[Collected data entries]
# # # # # # #

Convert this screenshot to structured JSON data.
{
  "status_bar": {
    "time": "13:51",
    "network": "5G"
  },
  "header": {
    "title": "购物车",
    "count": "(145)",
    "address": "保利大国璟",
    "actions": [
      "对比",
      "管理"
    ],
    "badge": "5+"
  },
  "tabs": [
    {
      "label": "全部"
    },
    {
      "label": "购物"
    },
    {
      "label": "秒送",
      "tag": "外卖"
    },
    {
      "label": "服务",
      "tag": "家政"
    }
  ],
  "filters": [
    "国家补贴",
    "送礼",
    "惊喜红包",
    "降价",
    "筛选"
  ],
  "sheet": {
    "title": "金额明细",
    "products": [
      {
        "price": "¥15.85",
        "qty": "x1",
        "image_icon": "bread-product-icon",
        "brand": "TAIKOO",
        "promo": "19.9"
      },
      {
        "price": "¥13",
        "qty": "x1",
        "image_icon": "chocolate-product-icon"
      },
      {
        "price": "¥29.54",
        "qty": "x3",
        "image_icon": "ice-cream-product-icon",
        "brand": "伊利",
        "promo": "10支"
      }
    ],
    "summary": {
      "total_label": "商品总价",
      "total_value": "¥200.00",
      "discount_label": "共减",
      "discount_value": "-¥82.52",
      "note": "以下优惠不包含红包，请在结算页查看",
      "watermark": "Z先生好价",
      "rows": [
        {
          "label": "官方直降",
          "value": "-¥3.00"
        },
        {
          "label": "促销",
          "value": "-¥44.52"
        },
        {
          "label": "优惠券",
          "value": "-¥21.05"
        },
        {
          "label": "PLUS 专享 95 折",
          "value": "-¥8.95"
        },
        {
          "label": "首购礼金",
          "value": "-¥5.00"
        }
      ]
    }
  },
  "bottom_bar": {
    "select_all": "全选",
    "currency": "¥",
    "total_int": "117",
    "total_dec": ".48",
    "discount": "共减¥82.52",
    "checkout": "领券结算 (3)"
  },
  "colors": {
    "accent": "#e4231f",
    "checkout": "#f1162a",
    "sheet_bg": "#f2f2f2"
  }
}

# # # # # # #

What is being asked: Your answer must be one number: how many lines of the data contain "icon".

Solution for this task: 3